Published: 13 August 2009



RNA editing in chloroplasts of angiosperms proceeds by C-to-U conversions at specific sites. Nuclear-encoded factors are required for the recognition of cis-elements located immediately upstream of editing sites. The ensemble of editing sites in a chloroplast genome differs widely between species, and editing sites are thought to evolve rapidly. However, large-scale analyses of the evolution of individual editing sites have not yet been undertaken.


Here, we analyzed the evolution of two chloroplast editing sites, matK-2 and matK-3, for which DNA sequences from thousands of angiosperm species are available. Both sites are found in most major taxa, including deep-branching families such as the nymphaeaceae. However, 36 isolated taxa scattered across the entire tree lack a C at one of the two matK editing sites.

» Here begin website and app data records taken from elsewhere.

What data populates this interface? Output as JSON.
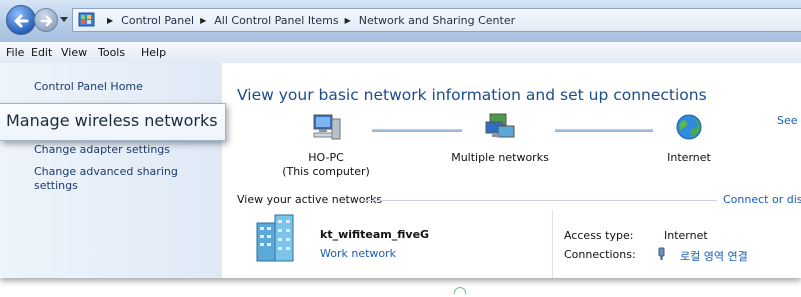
{
  "breadcrumbs": [
    "Control Panel",
    "All Control Panel Items",
    "Network and Sharing Center"
  ],
  "menu": [
    "File",
    "Edit",
    "View",
    "Tools",
    "Help"
  ],
  "sidebar": {
    "items": [
      {
        "label": "Control Panel Home"
      },
      {
        "label": "Change adapter settings"
      },
      {
        "label": "Change advanced sharing settings"
      }
    ],
    "zoom_callout": "Manage wireless networks"
  },
  "main": {
    "heading": "View your basic network information and set up connections",
    "see_link": "See",
    "map": {
      "computer_name": "HO-PC",
      "computer_sub": "(This computer)",
      "middle": "Multiple networks",
      "internet": "Internet"
    },
    "active_label": "View your active networks",
    "connect_link": "Connect or dis",
    "network": {
      "name": "kt_wifiteam_fiveG",
      "type": "Work network",
      "access_label": "Access type:",
      "access_value": "Internet",
      "connections_label": "Connections:",
      "connection_name": "로컬 영역 연결"
    }
  },
  "colors": {
    "link": "#1a5db3",
    "heading": "#1e4b8c",
    "sidebar_bg": "#dfe9f6"
  }
}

Tests of several exemplary species from this in silico analysis of matK processing unexpectedly revealed that one of the two sites remain unedited in almost half of all species examined. A comparison of sequences between editors and non-editors showed that specific nucleotides co-evolve with the C at the matK editing sites, suggesting that these nucleotides are critical for editing-site recognition.


(i) Both matK editing sites were present in the common ancestor of all angiosperms and have been independently lost multiple times during angiosperm evolution.

(ii) The editing activities corresponding to matK-2 and matK-3 are unstable.

(iii) A small number of third-codon positions in the vicinity of editing sites are selectively constrained independent of the presence of the editing site, most likely because of interacting RNA-binding proteins.